By Ara Jansen for The West Australian
The Dixie Chicks may not have sold too many copies of their latest album Taking The Long Way, but these sassy Texans are
proving their music will outlast any controversy.
Singer Natalie Maines’ critical comments about
George W. Bush more than two years ago are still reverberating, but a wildly enthusiastic crowd on Friday night couldn’t
really give a Stetson about it.
They were there to hear a great set of countrypop songs — which
was exactly what they got. While thoroughly entertaining, the Chicks departed from their lyrics to launch enough salvos to
make their point. Even a screening of the trailer for the up-coming doco called Shut Up & Sing about those much publicised
“we are ashamed” comments drew supportive cheers.
With an eight-piece behind the Chicks,
the sound was full, lush and pretty much as on their records. The audience loved it and sang along at every opportunity as
three stunningly angelic and strong voices led us through almost two dozen songs.
co-written their newer songs or chosen wisely with their older ones, the Dixie Chicks catalogue is unbelievably strong. Touching,
poignant or just plain party-style songs about life, love, leaving home and being unwilling to apologise made up a rollicking
set of country pop.
Maines is the centre of the band, taking all the lead vocals, with Emily Robison
and Martie Maguire standing nearby to complete the vocal trio and mainly playing fiddle and banjo. Together they make some
of music’s most beautiful harmonies.
As they have been telling audiences around the country, they
dedicate the jaunty White Trash Wedding to actor and director Mel Gibson. “You’ve got Mel and America has us —

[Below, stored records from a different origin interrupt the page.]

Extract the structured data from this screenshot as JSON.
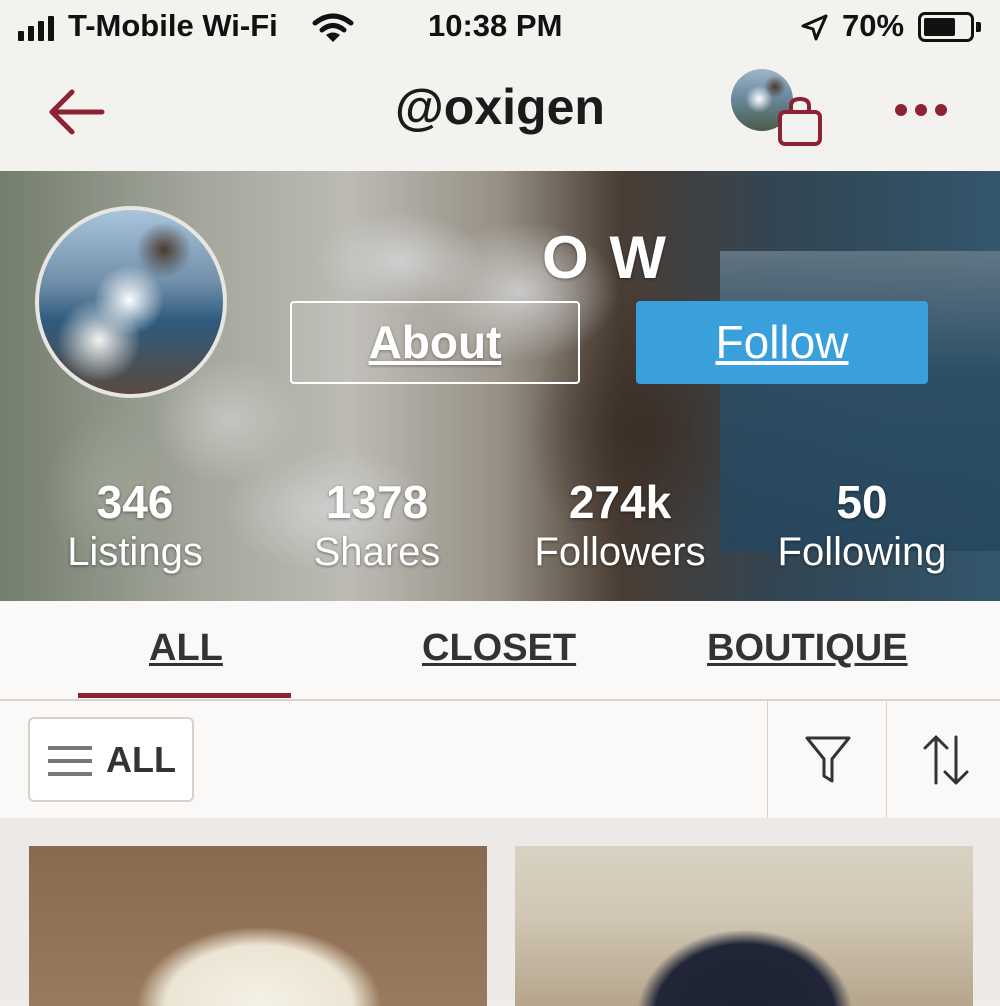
{
  "status_bar": {
    "carrier": "T-Mobile Wi-Fi",
    "time": "10:38 PM",
    "battery_percent": "70%",
    "battery_level": 0.7
  },
  "nav": {
    "title": "@oxigen",
    "back_icon": "back-arrow-icon",
    "bag_icon": "shopping-bag-icon",
    "more_icon": "more-dots-icon"
  },
  "profile": {
    "display_name": "O W",
    "about_label": "About",
    "follow_label": "Follow",
    "stats": [
      {
        "value": "346",
        "label": "Listings"
      },
      {
        "value": "1378",
        "label": "Shares"
      },
      {
        "value": "274k",
        "label": "Followers"
      },
      {
        "value": "50",
        "label": "Following"
      }
    ]
  },
  "tabs": [
    {
      "label": "ALL",
      "active": true
    },
    {
      "label": "CLOSET",
      "active": false
    },
    {
      "label": "BOUTIQUE",
      "active": false
    }
  ],
  "filter": {
    "all_label": "ALL",
    "filter_icon": "filter-funnel-icon",
    "sort_icon": "sort-arrows-icon"
  },
  "colors": {
    "accent": "#8c2333",
    "follow_blue": "#3aa0dc"
  }
}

wanna swap?” Maines inquired to a room of cheers.
The set had plenty of highlights and of course
the controversial first single Not Ready To Play Nice was one of them. On the beautiful side was Lullaby and then the heartbreaking
going-off-towar tale of a Travellin’ Soldier.
They were a perfect contrast with sing-at-thetop-of-your-lungs
songs like Long Time Gone, Some Days You Gotta Dance, Goodbye Earl or Lubbock Or Leave It.
but no less cool was Mississippi — a jumping bluegrass-infused track written by Bob Dylan for Sheryl Crowe lamenting
that the “only thing I did wrong, was to stay in Mississippi just a day too long”.
Pete Yorn opened the show with a nod to local NJ hero Bruce Springsteen. As Dancing in the Dark quickly segued into his catchy
Life On a Chain, the audience received his unique take on pop generously.
Lifting songs from musicforthemorningafter
and his just-released album Nightcrawler he conjured up America’s most loved singers and songwriters through his easy
storytelling style and often raspy voice.
It was the kind of show which was pretty hard to fault. Great
songs, a band in top form and an audience who got everything they came for. You can’t ask for more than that.